Adnams Southwold Ale Grain Bill The grain bill, 12g of water treatment salts on top . . .8g of calcium sulphate (gypsum) and 4g of calcium chloride. Its required with my water which has a very low calcium level . . . as it turns out I need to add even more to drop the pH to the optimum of 5.3

Wort Just after Pitching

Nearly 60 Litres of wort in the kettle . . . I gave some away to another brewer to ferment with a different yeast . . . I've just pitched 34.5g of Windsor yeast in this which is why the wort looks so cloudy . . . it was incredibly clear going into the FV.

Ferment after 24 hours

After just 24 hours it looks as though the heat of fermentation has already passed, and fermentation is now slowing down.
Ferment after 48 hours At 48 hours after pitching, fermentation is all but over . . . I've been getting a lot of fast ferments rcently with Windsor yeast which I'm putting down to pitching a lot of healthy yeast rehydrated properly.

19th March 2009

Its all clearing quite nicely, the wort has a reading 0f 5.2 brix which equates to a gravity of 1.0105, so I would say the beer has certainly finished fermenting.

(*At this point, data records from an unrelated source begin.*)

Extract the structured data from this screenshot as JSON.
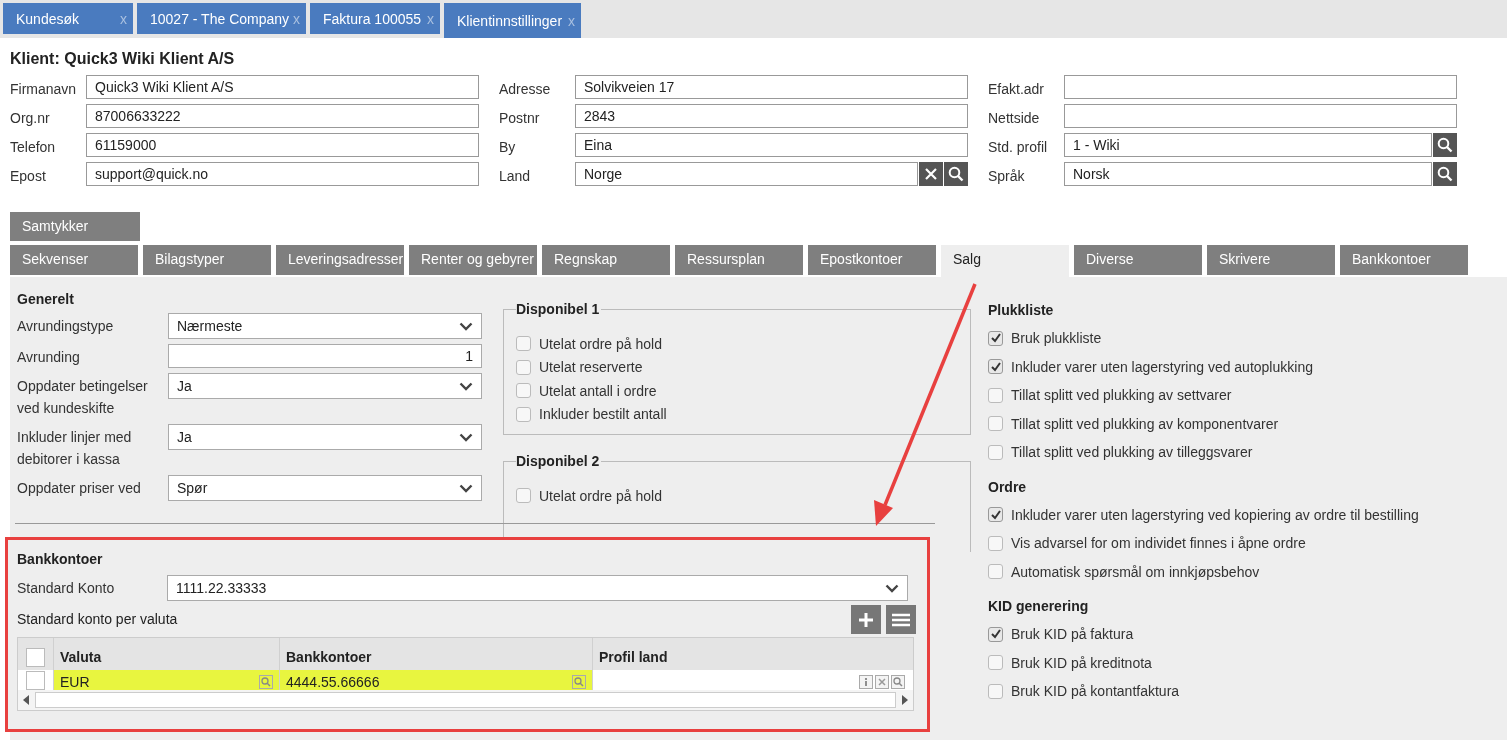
{
  "tabs": [
    {
      "label": "Kundesøk",
      "close": "x",
      "selected": false
    },
    {
      "label": "10027 - The Company",
      "close": "x",
      "selected": false
    },
    {
      "label": "Faktura 100055",
      "close": "x",
      "selected": false
    },
    {
      "label": "Klientinnstillinger",
      "close": "x",
      "selected": true
    }
  ],
  "title": "Klient: Quick3 Wiki Klient A/S",
  "field_columns": [
    [
      {
        "label": "Firmanavn",
        "value": "Quick3 Wiki Klient A/S"
      },
      {
        "label": "Org.nr",
        "value": "87006633222"
      },
      {
        "label": "Telefon",
        "value": "61159000"
      },
      {
        "label": "Epost",
        "value": "support@quick.no"
      }
    ],
    [
      {
        "label": "Adresse",
        "value": "Solvikveien 17"
      },
      {
        "label": "Postnr",
        "value": "2843"
      },
      {
        "label": "By",
        "value": "Eina"
      },
      {
        "label": "Land",
        "value": "Norge",
        "actions": [
          {
            "kind": "clear"
          },
          {
            "kind": "search"
          }
        ]
      }
    ],
    [
      {
        "label": "Efakt.adr"
      },
      {
        "label": "Nettside"
      },
      {
        "label": "Std. profil",
        "value": "1 - Wiki",
        "actions": [
          {
            "kind": "search"
          }
        ]
      },
      {
        "label": "Språk",
        "value": "Norsk",
        "actions": [
          {
            "kind": "search"
          }
        ]
      }
    ]
  ],
  "settings_tabs_row1": [
    {
      "label": "Samtykker",
      "selected": false
    }
  ],
  "settings_tabs_row2": [
    {
      "label": "Sekvenser",
      "selected": false
    },
    {
      "label": "Bilagstyper",
      "selected": false
    },
    {
      "label": "Leveringsadresser",
      "selected": false
    },
    {
      "label": "Renter og gebyrer",
      "selected": false
    },
    {
      "label": "Regnskap",
      "selected": false
    },
    {
      "label": "Ressursplan",
      "selected": false
    },
    {
      "label": "Epostkontoer",
      "selected": false
    },
    {
      "label": "Salg",
      "selected": true
    },
    {
      "label": "Diverse",
      "selected": false
    },
    {
      "label": "Skrivere",
      "selected": false
    },
    {
      "label": "Bankkontoer",
      "selected": false
    }
  ],
  "generelt": {
    "title": "Generelt",
    "rows": [
      {
        "kind": "select",
        "label": "Avrundingstype",
        "value": "Nærmeste"
      },
      {
        "kind": "number",
        "label": "Avrunding",
        "value": "1"
      },
      {
        "kind": "select",
        "label": "Oppdater betingelser ved kundeskifte",
        "value": "Ja"
      },
      {
        "kind": "select",
        "label": "Inkluder linjer med debitorer i kassa",
        "value": "Ja"
      },
      {
        "kind": "select",
        "label": "Oppdater priser ved",
        "value": "Spør"
      }
    ]
  },
  "fieldsets": [
    {
      "title": "Disponibel 1",
      "options": [
        {
          "label": "Utelat ordre på hold",
          "checked": false
        },
        {
          "label": "Utelat reserverte",
          "checked": false
        },
        {
          "label": "Utelat antall i ordre",
          "checked": false
        },
        {
          "label": "Inkluder bestilt antall",
          "checked": false
        }
      ]
    },
    {
      "title": "Disponibel 2",
      "options": [
        {
          "label": "Utelat ordre på hold",
          "checked": false
        }
      ]
    }
  ],
  "right_sections": [
    {
      "title": "Plukkliste",
      "options": [
        {
          "label": "Bruk plukkliste",
          "checked": true
        },
        {
          "label": "Inkluder varer uten lagerstyring ved autoplukking",
          "checked": true
        },
        {
          "label": "Tillat splitt ved plukking av settvarer",
          "checked": false
        },
        {
          "label": "Tillat splitt ved plukking av komponentvarer",
          "checked": false
        },
        {
          "label": "Tillat splitt ved plukking av tilleggsvarer",
          "checked": false
        }
      ]
    },
    {
      "title": "Ordre",
      "options": [
        {
          "label": "Inkluder varer uten lagerstyring ved kopiering av ordre til bestilling",
          "checked": true
        },
        {
          "label": "Vis advarsel for om individet finnes i åpne ordre",
          "checked": false
        },
        {
          "label": "Automatisk spørsmål om innkjøpsbehov",
          "checked": false
        }
      ]
    },
    {
      "title": "KID generering",
      "options": [
        {
          "label": "Bruk KID på faktura",
          "checked": true
        },
        {
          "label": "Bruk KID på kreditnota",
          "checked": false
        },
        {
          "label": "Bruk KID på kontantfaktura",
          "checked": false
        }
      ]
    }
  ],
  "bank_panel": {
    "title": "Bankkontoer",
    "standard_label": "Standard Konto",
    "standard_value": "1111.22.33333",
    "subtitle": "Standard konto per valuta",
    "columns": [
      "Valuta",
      "Bankkontoer",
      "Profil land"
    ],
    "all_checked": false,
    "rows": [
      {
        "checked": false,
        "valuta": "EUR",
        "bankkonto": "4444.55.66666",
        "highlighted": true
      }
    ]
  }
}
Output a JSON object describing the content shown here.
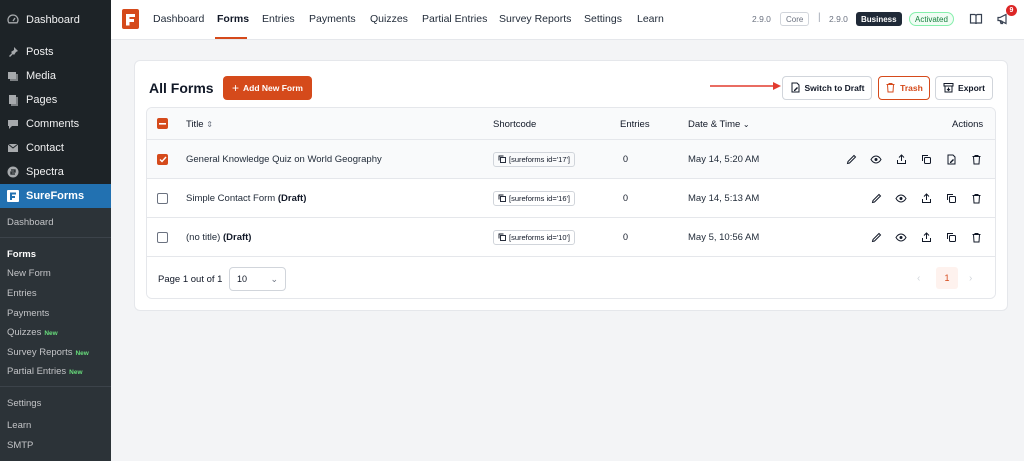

I'm going to leave it at 20ºC for another coupel of days to allow the yeast to clean up after itself . . . Then I'll add auxillary finings, and start to drop the temperature, down to around 2ºC . . . After another 5 days I'll add isinglass and allow the temperature to rise to ambient . . . . a couple more days and then the beer will be racked int kegs for storage and drinking

20th March 2009

Wort after 96 hours from pitching Here is the wort after 96 hours and seems to be clearing nicely . . . Auxillary finings in tomorrow and then crash cool from the current 17-18º to 2ºC to try and chill proof the beer as much as possible . . . not that it should be drunk cold, but ideally at around 13ºC